Dataset rows for apps and sites
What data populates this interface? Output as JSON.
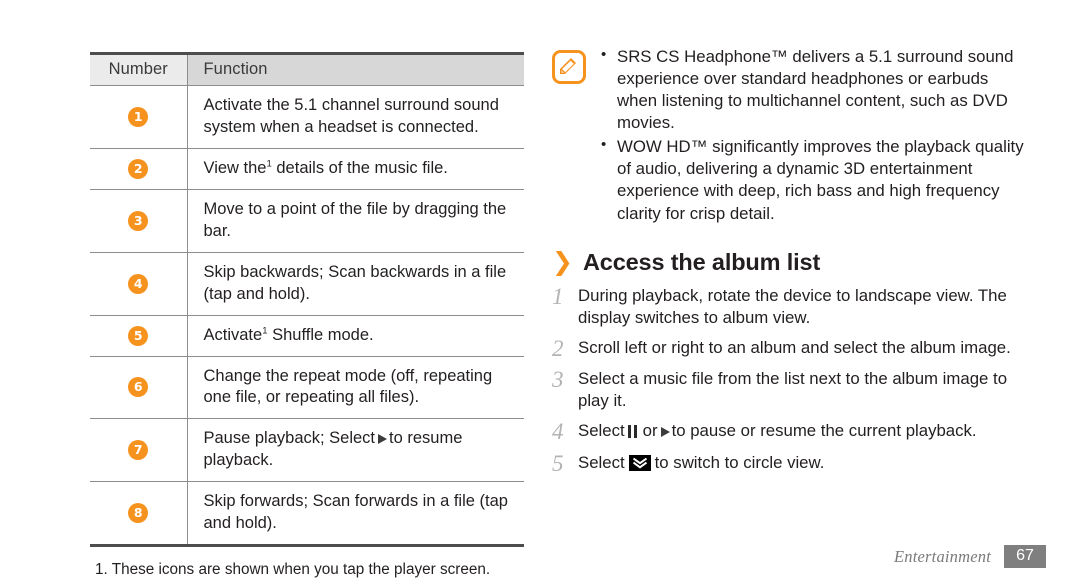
{
  "page": {
    "footer_label": "Entertainment",
    "footer_page_number": "67",
    "accent_color": "#f6921e",
    "text_color": "#231f20",
    "footer_color": "#7f7f7f"
  },
  "table": {
    "headers": {
      "number": "Number",
      "function": "Function"
    },
    "rows": [
      {
        "number": "1",
        "text": "Activate the 5.1 channel surround sound system when a headset is connected.",
        "footnote_marker": ""
      },
      {
        "number": "2",
        "text_before": "View the",
        "footnote_marker": "1",
        "text_after": " details of the music file."
      },
      {
        "number": "3",
        "text": "Move to a point of the file by dragging the bar.",
        "footnote_marker": ""
      },
      {
        "number": "4",
        "text": "Skip backwards; Scan backwards in a file (tap and hold).",
        "footnote_marker": ""
      },
      {
        "number": "5",
        "text_before": "Activate",
        "footnote_marker": "1",
        "text_after": " Shuffle mode."
      },
      {
        "number": "6",
        "text": "Change the repeat mode (off, repeating one file, or repeating all files).",
        "footnote_marker": ""
      },
      {
        "number": "7",
        "text_before": "Pause playback; Select",
        "icon": "play-icon",
        "text_after": "to resume playback."
      },
      {
        "number": "8",
        "text": "Skip forwards; Scan forwards in a file (tap and hold).",
        "footnote_marker": ""
      }
    ],
    "footnote": "1. These icons are shown when you tap the player screen."
  },
  "note": {
    "icon_name": "note-pencil-icon",
    "bullets": [
      "SRS CS Headphone™ delivers a 5.1 surround sound experience over standard headphones or earbuds when listening to multichannel content, such as DVD movies.",
      "WOW HD™ significantly improves the playback quality of audio, delivering a dynamic 3D entertainment experience with deep, rich bass and high frequency clarity for crisp detail."
    ]
  },
  "section": {
    "chevron": "❯",
    "heading": "Access the album list",
    "steps": [
      {
        "num": "1",
        "text": "During playback, rotate the device to landscape view. The display switches to album view."
      },
      {
        "num": "2",
        "text": "Scroll left or right to an album and select the album image."
      },
      {
        "num": "3",
        "text": "Select a music file from the list next to the album image to play it."
      },
      {
        "num": "4",
        "text_before": "Select",
        "icon_1": "pause-icon",
        "text_middle": "or",
        "icon_2": "play-icon",
        "text_after": "to pause or resume the current playback."
      },
      {
        "num": "5",
        "text_before": "Select",
        "icon_1": "circle-view-icon",
        "text_after": "to switch to circle view."
      }
    ]
  }
}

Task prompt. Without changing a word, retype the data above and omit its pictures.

Completed exercise.
What data populates this interface? Output as JSON.
{
  "page": {
    "footer_label": "Entertainment",
    "footer_page_number": "67",
    "accent_color": "#f6921e",
    "text_color": "#231f20",
    "footer_color": "#7f7f7f"
  },
  "table": {
    "headers": {
      "number": "Number",
      "function": "Function"
    },
    "rows": [
      {
        "number": "1",
        "text": "Activate the 5.1 channel surround sound system when a headset is connected.",
        "footnote_marker": ""
      },
      {
        "number": "2",
        "text_before": "View the",
        "footnote_marker": "1",
        "text_after": " details of the music file."
      },
      {
        "number": "3",
        "text": "Move to a point of the file by dragging the bar.",
        "footnote_marker": ""
      },
      {
        "number": "4",
        "text": "Skip backwards; Scan backwards in a file (tap and hold).",
        "footnote_marker": ""
      },
      {
        "number": "5",
        "text_before": "Activate",
        "footnote_marker": "1",
        "text_after": " Shuffle mode."
      },
      {
        "number": "6",
        "text": "Change the repeat mode (off, repeating one file, or repeating all files).",
        "footnote_marker": ""
      },
      {
        "number": "7",
        "text_before": "Pause playback; Select",
        "icon": "play-icon",
        "text_after": "to resume playback."
      },
      {
        "number": "8",
        "text": "Skip forwards; Scan forwards in a file (tap and hold).",
        "footnote_marker": ""
      }
    ],
    "footnote": "1. These icons are shown when you tap the player screen."
  },
  "note": {
    "icon_name": "note-pencil-icon",
    "bullets": [
      "SRS CS Headphone™ delivers a 5.1 surround sound experience over standard headphones or earbuds when listening to multichannel content, such as DVD movies.",
      "WOW HD™ significantly improves the playback quality of audio, delivering a dynamic 3D entertainment experience with deep, rich bass and high frequency clarity for crisp detail."
    ]
  },
  "section": {
    "chevron": "❯",
    "heading": "Access the album list",
    "steps": [
      {
        "num": "1",
        "text": "During playback, rotate the device to landscape view. The display switches to album view."
      },
      {
        "num": "2",
        "text": "Scroll left or right to an album and select the album image."
      },
      {
        "num": "3",
        "text": "Select a music file from the list next to the album image to play it."
      },
      {
        "num": "4",
        "text_before": "Select",
        "icon_1": "pause-icon",
        "text_middle": "or",
        "icon_2": "play-icon",
        "text_after": "to pause or resume the current playback."
      },
      {
        "num": "5",
        "text_before": "Select",
        "icon_1": "circle-view-icon",
        "text_after": "to switch to circle view."
      }
    ]
  }
}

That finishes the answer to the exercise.